(Beginning of The data)

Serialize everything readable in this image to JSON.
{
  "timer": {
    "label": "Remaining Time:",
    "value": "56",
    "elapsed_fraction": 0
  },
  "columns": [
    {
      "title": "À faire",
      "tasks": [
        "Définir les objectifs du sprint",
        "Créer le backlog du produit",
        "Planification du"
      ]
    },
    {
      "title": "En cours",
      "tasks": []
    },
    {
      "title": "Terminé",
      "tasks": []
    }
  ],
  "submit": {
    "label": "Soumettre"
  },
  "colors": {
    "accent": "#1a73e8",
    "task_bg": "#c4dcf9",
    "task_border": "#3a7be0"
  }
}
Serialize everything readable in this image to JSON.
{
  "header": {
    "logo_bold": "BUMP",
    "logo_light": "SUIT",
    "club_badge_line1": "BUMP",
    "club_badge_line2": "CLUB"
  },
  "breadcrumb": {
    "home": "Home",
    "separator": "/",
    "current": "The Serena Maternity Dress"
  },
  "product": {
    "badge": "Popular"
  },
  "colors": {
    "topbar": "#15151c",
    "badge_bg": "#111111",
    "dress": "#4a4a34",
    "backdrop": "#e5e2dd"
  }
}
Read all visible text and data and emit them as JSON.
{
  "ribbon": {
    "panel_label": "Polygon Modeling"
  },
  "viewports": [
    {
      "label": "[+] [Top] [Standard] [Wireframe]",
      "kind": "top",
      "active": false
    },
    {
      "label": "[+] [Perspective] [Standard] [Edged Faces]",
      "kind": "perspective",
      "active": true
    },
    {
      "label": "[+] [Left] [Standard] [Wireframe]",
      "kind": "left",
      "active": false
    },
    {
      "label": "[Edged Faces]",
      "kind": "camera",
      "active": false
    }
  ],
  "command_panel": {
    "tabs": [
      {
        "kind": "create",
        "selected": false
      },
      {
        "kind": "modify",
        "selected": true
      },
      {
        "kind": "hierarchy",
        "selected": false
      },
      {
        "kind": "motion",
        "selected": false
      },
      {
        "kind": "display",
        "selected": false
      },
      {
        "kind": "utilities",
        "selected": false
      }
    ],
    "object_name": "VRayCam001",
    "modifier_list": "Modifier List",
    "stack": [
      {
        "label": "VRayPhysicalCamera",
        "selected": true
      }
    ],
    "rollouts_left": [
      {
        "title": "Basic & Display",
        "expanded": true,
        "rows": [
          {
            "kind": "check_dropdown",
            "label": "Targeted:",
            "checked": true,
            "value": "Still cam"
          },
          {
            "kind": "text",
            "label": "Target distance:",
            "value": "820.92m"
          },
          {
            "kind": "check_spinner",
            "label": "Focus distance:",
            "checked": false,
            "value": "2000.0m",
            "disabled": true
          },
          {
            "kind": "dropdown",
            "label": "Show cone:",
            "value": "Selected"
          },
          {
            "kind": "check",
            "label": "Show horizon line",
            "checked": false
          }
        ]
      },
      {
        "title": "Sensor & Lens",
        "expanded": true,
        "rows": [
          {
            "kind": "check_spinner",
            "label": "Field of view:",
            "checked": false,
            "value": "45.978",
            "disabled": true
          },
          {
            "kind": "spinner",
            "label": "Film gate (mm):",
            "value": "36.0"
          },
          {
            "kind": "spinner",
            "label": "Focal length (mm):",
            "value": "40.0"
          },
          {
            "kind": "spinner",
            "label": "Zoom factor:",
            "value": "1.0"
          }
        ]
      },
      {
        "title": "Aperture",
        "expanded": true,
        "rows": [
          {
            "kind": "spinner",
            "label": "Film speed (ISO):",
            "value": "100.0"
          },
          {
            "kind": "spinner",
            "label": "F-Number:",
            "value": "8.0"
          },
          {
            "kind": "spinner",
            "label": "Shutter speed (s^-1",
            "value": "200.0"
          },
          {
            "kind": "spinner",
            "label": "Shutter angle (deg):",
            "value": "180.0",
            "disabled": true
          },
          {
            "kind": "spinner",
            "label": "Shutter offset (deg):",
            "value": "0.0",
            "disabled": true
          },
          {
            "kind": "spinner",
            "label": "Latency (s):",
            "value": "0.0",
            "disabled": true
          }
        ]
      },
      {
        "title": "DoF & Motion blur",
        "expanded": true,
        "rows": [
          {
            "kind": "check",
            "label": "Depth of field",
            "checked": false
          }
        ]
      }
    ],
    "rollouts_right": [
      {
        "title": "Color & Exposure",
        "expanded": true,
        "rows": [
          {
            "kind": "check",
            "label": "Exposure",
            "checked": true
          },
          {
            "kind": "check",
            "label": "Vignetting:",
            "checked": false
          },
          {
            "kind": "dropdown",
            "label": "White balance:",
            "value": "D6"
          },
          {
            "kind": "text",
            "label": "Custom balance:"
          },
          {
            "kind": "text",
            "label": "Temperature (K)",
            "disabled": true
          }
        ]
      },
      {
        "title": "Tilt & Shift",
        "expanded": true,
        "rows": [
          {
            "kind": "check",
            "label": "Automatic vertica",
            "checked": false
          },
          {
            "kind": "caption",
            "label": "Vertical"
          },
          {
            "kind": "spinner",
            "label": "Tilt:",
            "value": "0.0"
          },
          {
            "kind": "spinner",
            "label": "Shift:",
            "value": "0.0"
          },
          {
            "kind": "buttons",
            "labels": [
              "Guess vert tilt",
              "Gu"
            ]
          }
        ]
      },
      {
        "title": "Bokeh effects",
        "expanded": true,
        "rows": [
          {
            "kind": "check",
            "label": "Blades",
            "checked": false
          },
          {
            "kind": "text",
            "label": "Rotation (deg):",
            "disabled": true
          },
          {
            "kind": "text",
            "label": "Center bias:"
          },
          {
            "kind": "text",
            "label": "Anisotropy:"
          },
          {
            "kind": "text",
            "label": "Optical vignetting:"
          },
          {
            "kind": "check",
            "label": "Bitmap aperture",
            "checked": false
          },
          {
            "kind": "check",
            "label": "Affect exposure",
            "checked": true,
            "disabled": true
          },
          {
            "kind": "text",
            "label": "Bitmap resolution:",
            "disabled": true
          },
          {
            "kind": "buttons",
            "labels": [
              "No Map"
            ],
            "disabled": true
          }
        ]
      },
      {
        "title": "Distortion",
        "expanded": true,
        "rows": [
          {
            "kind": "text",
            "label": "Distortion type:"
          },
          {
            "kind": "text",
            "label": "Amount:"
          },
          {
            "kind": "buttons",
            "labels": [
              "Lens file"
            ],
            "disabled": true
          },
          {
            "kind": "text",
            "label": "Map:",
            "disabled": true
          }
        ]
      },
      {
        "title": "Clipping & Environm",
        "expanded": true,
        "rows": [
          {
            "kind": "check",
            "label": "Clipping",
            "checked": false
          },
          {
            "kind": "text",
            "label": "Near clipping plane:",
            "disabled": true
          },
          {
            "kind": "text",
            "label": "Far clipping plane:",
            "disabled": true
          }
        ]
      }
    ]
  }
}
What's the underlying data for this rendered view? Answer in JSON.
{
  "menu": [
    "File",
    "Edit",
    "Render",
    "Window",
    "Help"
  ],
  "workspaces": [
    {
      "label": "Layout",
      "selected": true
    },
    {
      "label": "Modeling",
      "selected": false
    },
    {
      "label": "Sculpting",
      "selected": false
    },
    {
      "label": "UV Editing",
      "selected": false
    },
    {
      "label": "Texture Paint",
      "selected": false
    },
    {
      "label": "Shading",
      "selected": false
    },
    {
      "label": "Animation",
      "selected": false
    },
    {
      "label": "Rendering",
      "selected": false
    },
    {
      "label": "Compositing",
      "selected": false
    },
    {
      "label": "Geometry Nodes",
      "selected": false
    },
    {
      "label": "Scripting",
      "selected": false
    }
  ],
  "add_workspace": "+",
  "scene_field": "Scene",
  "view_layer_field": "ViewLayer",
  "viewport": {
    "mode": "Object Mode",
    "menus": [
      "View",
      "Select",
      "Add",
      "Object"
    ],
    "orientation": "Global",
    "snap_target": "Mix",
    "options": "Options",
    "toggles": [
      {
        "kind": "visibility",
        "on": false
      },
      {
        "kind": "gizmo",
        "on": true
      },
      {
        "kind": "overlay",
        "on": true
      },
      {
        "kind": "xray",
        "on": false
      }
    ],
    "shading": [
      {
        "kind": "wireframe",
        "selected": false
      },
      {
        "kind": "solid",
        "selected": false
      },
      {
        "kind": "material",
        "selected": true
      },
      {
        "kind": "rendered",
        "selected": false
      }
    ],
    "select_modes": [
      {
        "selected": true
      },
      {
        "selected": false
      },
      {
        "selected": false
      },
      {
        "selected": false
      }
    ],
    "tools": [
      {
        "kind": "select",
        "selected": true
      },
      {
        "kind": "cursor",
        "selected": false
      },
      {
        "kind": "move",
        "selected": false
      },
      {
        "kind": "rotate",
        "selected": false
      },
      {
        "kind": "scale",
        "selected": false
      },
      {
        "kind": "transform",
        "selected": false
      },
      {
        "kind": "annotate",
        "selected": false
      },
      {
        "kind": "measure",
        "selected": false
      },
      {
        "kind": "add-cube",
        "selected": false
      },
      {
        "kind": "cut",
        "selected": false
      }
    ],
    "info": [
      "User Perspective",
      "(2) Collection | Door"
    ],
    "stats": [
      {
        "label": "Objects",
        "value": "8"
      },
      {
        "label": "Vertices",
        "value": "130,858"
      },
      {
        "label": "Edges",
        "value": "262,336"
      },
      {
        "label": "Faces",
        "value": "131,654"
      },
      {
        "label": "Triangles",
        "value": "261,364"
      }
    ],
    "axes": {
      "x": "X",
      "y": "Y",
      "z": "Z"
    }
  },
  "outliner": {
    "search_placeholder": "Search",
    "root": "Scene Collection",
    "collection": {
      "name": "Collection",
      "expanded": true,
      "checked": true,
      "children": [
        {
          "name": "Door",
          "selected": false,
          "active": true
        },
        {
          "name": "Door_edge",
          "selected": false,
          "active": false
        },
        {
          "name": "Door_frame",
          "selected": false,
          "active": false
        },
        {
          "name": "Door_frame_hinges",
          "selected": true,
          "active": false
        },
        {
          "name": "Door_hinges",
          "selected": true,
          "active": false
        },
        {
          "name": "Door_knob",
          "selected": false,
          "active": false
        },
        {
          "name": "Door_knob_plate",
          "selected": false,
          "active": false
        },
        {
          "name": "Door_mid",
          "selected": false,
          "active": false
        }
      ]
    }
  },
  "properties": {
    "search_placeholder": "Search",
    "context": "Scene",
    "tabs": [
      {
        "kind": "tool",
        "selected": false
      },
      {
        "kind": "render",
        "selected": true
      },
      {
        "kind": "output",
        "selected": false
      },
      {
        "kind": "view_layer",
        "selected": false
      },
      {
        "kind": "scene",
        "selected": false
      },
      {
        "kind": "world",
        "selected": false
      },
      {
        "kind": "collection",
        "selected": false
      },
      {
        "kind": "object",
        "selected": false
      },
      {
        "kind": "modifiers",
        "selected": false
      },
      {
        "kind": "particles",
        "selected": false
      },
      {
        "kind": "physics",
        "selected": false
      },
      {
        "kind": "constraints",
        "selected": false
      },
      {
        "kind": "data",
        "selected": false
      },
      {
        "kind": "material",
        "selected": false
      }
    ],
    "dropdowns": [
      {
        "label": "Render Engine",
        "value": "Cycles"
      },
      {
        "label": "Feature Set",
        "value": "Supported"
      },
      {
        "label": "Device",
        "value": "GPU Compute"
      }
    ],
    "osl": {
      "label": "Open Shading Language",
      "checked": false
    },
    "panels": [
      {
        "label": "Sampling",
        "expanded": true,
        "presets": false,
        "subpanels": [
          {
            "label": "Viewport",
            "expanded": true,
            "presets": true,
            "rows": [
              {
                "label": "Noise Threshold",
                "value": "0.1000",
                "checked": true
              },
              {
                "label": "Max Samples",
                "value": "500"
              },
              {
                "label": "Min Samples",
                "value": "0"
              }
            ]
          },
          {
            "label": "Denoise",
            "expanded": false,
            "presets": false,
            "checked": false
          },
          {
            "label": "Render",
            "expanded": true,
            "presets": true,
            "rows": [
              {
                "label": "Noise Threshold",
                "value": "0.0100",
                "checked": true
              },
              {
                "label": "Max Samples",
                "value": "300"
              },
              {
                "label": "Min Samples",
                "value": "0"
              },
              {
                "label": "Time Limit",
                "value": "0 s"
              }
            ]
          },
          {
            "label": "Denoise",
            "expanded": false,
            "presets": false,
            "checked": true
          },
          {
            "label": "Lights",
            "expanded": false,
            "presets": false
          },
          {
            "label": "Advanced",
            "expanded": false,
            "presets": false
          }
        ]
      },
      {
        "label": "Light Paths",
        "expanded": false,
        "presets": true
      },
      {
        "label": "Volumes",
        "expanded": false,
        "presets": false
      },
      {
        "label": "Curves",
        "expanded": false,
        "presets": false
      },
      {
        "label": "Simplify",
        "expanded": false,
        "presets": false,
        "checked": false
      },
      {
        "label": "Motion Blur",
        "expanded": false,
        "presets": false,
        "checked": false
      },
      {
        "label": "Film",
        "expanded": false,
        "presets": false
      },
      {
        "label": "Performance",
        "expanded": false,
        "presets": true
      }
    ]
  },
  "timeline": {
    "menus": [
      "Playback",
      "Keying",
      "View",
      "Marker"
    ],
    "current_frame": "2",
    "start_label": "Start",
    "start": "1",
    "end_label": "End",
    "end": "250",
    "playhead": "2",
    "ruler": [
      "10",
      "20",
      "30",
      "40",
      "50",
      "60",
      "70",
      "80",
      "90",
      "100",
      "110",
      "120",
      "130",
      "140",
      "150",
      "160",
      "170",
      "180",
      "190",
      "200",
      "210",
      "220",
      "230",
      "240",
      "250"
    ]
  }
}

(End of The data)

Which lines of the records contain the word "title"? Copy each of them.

**Response**
      "title": "À faire",
      "title": "En cours",
      "title": "Terminé",
        "title": "Basic & Display",
        "title": "Sensor & Lens",
        "title": "Aperture",
        "title": "DoF & Motion blur",
        "title": "Color & Exposure",
        "title": "Tilt & Shift",
        "title": "Bokeh effects",
        "title": "Distortion",
        "title": "Clipping & Environm",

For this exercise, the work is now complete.